Preventing Colorectal Cancer through Screening

Lynn Butterly

We recommend people talk with their providers about which screening option is right for them.

Lynn F. Butterly, MD

Despite being one of few cancers that are actually preventable through screening, colorectal cancer continues to be the third most commonly diagnosed cancer and second most common cause of cancer death in the U.S. Better awareness and options for screening are leading to a decline in cases and mortality rates from this cancer.

Colorectal cancer forms on the lining of the colon (large intestine) or rectum, which make up the last part of the gastrointestinal tract. Almost all colorectal cancer develops from small growths known as polyps, some of which can develop into cancer over a period of several years.

Risk factors

One of the most important risk factors is a personal history of certain types of polyps or colorectal cancer. Other factors that can increase risk include inflammatory bowel diseases such as ulcerative colitis or Crohn’s disease that can lead to potentially cancerous changes. Risk also increases with age. “Our patients are usually over the age of 60, but there is an increase in colorectal cancer among people under 50 and it’s not fully clear why that is,” says Srinivas Joga Ivatury, MD, MHA, division chief of Colon and Rectal Surgery in the Gastrointestinal Oncology Program at Dartmouth’s and Dartmouth-Hitchcock’s Norris Cotton Cancer Center (NCCC).

Family history and genetics are also important risk factors. People with family members who have had colorectal cancer or polyps are at risk for developing colorectal cancer, as are those with certain hereditary syndromes, such as Lynch Syndrome. Genetic testing can be considered for patients who are younger, or who have a strong family history of colon or rectal cancer or other potentially related cancers such as endometrial or ovarian cancer. Medical oncologist, Bradley A. Arrick, MD, PhD, MHCM, who directs NCCC’s Familial Cancer Program, notes, “Genetic testing is often covered by insurance and may be very informative for the tested individual as well as the other family members.”

Health habits such as smoking, diet, exercise and obesity all play a role in risk as well, with smoking being the most important of thesepossibly even more of a risk factor than family history.

How to screen

Colonoscopy is one way to not only detect colorectal cancer early, but also to prevent colon cancer from forming. A colonoscopy prevents cancer by allowing polyps to be painlessly removed from the lining of the colon before they can potentially develop into cancer.
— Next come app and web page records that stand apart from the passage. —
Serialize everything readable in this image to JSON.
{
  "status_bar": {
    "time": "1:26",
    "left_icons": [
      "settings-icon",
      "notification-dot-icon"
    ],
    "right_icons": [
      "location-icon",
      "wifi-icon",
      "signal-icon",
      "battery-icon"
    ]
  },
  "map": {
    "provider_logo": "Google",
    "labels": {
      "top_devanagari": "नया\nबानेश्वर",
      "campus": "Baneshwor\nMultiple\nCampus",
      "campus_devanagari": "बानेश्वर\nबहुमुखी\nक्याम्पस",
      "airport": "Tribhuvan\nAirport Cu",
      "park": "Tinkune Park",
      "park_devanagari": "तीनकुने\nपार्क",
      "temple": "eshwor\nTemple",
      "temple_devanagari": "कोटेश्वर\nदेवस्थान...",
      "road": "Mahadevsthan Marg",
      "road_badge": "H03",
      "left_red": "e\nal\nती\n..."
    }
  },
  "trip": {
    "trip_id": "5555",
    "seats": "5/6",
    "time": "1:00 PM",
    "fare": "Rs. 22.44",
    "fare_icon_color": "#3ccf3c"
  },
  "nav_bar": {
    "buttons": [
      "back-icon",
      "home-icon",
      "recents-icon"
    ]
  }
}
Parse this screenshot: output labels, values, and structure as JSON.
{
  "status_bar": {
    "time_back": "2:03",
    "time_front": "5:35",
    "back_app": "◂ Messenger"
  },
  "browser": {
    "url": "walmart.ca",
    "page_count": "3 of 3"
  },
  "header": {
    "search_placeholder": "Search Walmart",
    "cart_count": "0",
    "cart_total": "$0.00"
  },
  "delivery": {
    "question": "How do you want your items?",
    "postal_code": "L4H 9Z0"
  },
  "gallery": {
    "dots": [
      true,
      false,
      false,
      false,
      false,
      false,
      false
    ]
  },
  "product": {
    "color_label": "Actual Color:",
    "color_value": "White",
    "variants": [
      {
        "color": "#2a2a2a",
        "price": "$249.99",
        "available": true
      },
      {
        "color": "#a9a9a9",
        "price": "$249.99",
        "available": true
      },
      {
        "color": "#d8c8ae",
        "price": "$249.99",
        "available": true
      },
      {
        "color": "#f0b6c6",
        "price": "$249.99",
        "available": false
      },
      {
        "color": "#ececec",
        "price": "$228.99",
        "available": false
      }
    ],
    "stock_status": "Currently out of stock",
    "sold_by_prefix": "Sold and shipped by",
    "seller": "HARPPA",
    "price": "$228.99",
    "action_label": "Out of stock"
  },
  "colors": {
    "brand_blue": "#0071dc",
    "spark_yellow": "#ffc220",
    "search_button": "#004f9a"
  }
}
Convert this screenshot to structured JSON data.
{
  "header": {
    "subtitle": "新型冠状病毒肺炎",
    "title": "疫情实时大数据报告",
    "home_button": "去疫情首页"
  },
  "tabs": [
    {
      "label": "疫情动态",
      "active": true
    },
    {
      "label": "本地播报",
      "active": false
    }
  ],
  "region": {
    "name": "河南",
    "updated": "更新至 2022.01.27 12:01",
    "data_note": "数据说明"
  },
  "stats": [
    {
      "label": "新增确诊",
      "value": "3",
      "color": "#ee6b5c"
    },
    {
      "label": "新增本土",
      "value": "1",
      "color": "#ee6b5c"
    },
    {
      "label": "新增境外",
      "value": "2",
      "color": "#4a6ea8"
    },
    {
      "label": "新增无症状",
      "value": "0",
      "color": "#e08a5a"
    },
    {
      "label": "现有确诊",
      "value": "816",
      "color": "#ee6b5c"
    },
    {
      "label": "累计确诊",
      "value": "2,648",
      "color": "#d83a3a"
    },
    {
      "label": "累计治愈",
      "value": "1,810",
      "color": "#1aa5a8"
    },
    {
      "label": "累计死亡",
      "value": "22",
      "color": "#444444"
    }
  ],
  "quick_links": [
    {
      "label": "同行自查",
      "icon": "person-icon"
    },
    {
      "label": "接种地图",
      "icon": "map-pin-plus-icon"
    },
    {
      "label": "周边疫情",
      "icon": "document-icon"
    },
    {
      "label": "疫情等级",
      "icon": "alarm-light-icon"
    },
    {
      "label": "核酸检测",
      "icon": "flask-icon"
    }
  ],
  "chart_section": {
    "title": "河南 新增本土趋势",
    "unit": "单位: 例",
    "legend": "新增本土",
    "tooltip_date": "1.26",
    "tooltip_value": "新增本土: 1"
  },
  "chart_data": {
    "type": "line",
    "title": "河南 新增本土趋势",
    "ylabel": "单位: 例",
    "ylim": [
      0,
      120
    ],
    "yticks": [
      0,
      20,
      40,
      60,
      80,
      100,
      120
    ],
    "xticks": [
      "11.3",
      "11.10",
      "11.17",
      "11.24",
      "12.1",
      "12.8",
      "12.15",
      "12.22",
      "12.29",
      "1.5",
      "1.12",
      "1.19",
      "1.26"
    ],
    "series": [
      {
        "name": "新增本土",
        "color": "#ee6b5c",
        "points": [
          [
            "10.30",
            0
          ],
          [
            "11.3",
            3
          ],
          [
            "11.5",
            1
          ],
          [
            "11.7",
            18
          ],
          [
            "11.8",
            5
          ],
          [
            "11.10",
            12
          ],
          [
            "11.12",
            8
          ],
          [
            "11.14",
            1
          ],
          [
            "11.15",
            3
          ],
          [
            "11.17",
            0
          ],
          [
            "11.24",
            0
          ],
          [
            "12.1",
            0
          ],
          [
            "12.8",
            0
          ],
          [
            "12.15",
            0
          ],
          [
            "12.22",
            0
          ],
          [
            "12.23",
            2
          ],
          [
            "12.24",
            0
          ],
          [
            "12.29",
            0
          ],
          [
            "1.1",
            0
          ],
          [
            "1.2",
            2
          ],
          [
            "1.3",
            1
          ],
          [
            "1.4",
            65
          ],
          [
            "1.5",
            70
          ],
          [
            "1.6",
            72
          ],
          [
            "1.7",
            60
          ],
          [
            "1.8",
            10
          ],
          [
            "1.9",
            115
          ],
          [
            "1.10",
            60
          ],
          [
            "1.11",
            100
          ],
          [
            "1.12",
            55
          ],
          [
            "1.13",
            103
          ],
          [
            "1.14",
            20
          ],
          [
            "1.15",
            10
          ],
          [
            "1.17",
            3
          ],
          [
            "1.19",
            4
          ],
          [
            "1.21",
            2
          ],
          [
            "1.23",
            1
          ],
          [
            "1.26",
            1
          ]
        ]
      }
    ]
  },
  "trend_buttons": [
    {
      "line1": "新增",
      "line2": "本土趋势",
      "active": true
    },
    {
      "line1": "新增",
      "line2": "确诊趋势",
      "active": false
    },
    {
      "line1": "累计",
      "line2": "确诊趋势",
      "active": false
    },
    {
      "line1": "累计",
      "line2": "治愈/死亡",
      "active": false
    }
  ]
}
“We use colonoscopy to test people at increased risk because there’s a greater chance of finding colorectal polyps than if a person is at average risk, where several other screening test options, including colonoscopy, would also be appropriate,” explains Lynn F. Butterly, MD, a gastroenterologist and researcher at Dartmouth-Hitchcock and NCCC. “For those at average risk, we generally begin screening at age 50. However, this recommendation will likely soon change to age 45, due to the increase in colorectal cancer among people under 50.”

In 2018, the American Cancer Society (ACS) recommended that the age to begin screening for average risk people be lowered from age 50 to age 45. The New Hampshire Colonoscopy Registry, together with the ACS, published a study in January 2021 demonstrating that people age 45–49 have a similar risk of potentially precancerous polyps or colorectal cancer as those age 50–54, for whom screening is recommended. Several preventative societies, including the US Preventive Services Taskforce, are now considering lowering the recommended age to begin regular screening to 45. “People under 50 have historically not been recommended to be screened, which may be contributing to why incidence is rising in this group,” notes Ivatury. Meanwhile, the incidence of colorectal cancer is going down for people over age 50 who are having regular colonoscopies.

For people without symptoms who are at average risk of colorectal cancer, meaning they are age 50 and don’t have any personal or family history of colorectal cancer or polyps, one of the stool-based tests is also a good option and can be done at home. “We recommend people talk with their providers about which screening option is right for them,” says Butterly.

Screening challenges

One challenge is getting people to actually do screening, which saw a severe decline since the beginning of the COVID-19 pandemic. The National Comprehensive Cancer Network and ACS cite studies that found that during the peak of the pandemic, rates of colorectal cancer screening dropped by as much as 80 percent and rates of diagnosis, meaning patients with colon cancer were identified and could begin needed treatment, dropped by nearly 50 percent.

“I’ve heard anecdotally some practices increasing the use of stool-based tests that people can do themselves at home. I’m less concerned with which screening method is used and more concerned that people are actually getting screened, whatever the method,” says Ivatury. Positive results of a stool-based test must be followed up with colonoscopy.

Although New Hampshire and Vermont have quite good rates of screening, Ivatury notes it can always be better. “The more we screen, the more we can find polyps and reduce the incidence of colorectal cancer because we are addressing it before it becomes problematic.”

NCCC encourages patients and our community to fit life-saving cancer screenings, including those for colon and rectal cancer, back into your regular routines. Please talk with your primary care provider who can help you get scheduled.